This release is available in German.
More than 120 years after the discovery of the electromagnetic character of radio waves by Heinrich Hertz, wireless data transmission dominates information technology. Higher and higher radio frequencies are applied to transmit more data within shorter periods of time. Some years ago, scientists found that light waves might also be used for radio transmis-sion. So far, however, manufacture of the small antennas has required an enormous expenditure. KIT scientists have now succeeded for the first time in specifically and reproducibly manufacturing smallest optical nanoantennas from gold.

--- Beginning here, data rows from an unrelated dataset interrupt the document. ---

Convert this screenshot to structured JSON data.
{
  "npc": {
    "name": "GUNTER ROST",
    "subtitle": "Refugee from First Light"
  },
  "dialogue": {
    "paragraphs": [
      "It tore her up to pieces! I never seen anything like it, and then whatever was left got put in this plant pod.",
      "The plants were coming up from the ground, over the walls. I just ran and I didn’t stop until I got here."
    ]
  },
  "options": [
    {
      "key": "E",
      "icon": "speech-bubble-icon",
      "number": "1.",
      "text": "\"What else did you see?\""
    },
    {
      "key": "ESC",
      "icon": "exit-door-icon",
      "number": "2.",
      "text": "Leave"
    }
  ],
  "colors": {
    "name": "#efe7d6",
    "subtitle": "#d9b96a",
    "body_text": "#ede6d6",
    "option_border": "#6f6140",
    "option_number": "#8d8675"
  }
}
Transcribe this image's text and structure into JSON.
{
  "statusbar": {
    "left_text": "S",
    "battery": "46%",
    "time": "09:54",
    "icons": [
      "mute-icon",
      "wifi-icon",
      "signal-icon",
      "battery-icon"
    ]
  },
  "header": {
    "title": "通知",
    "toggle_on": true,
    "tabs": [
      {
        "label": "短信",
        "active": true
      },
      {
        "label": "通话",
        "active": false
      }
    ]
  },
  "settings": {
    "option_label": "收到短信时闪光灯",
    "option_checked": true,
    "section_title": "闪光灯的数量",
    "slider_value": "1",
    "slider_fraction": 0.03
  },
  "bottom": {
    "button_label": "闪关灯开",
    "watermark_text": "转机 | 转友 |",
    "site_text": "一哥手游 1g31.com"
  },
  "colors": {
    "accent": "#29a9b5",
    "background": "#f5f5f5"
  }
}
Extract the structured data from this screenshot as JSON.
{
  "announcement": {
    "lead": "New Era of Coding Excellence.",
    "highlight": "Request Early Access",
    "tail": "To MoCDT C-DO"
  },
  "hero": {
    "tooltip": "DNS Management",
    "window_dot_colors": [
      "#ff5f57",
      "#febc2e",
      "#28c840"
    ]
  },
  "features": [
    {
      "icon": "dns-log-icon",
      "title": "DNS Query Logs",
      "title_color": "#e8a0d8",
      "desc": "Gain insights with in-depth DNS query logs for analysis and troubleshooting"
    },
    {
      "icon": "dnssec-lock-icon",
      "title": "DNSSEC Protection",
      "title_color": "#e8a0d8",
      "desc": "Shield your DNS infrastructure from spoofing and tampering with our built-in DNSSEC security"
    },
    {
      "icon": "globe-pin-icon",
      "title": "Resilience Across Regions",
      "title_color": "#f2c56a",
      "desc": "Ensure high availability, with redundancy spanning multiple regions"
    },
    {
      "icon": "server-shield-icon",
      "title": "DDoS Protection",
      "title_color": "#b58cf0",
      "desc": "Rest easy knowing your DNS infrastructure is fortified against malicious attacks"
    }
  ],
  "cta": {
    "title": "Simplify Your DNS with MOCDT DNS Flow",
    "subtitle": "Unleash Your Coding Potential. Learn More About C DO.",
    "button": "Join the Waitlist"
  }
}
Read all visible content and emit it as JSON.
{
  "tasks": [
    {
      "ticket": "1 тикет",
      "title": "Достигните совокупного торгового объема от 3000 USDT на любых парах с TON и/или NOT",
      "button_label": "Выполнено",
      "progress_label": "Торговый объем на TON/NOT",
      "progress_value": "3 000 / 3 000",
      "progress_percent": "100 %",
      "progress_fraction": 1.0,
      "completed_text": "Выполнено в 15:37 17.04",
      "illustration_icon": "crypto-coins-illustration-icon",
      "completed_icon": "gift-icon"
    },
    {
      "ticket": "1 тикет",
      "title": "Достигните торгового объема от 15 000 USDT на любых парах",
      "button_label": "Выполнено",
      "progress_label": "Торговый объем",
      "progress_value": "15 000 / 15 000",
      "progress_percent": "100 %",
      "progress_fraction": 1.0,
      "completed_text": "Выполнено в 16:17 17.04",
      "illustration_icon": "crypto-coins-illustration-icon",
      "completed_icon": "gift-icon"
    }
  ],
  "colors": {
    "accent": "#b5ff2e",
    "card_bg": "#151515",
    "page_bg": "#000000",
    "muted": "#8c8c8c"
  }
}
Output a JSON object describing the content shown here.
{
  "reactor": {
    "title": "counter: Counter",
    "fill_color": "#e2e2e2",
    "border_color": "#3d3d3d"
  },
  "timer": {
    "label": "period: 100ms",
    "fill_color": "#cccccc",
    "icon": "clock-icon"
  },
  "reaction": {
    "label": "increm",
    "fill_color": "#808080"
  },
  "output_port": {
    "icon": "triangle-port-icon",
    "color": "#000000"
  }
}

In 1887, Heinrich Hertz discovered the electromagnetic waves at the former Technical College of Karlsruhe, the predecessor of Univer-sitt Karlsruhe (TH). Specific and directed generation of electro-magnetic radiation allows for the transmission of information from a place A to a remote location B. The key component in this transmis-sion is a dipole antenna on the transmission side and on the recep-tion side. Today, this technology is applied in many areas of every-day life, for instance, in mobile radio communication or satellite re-ception of broadcasting programs. Communication between the transmitter and receiver reaches highest efficiency, if the total length of the dipole antennas corresponds to about half of the wavelength of the electromagnetic wave.
Radio transmission by high-frequency electromagnetic light waves in the frequency range of several 100,000 gigahertz (500,000 GHz correspond to yellow light of 600 nm wavelength) requires minute antennas that are not longer than half the wavelength of light, i.e. 350 nm at the maximum (1 nm = 1 millionth of a millimeter). Con-trolled manufacture of such optical transmission antennas on the nanoscale so far has been very challenging worldwide, because such small stru
|Contact: Monika Landgraf|
Helmholtz Association of German Research Centres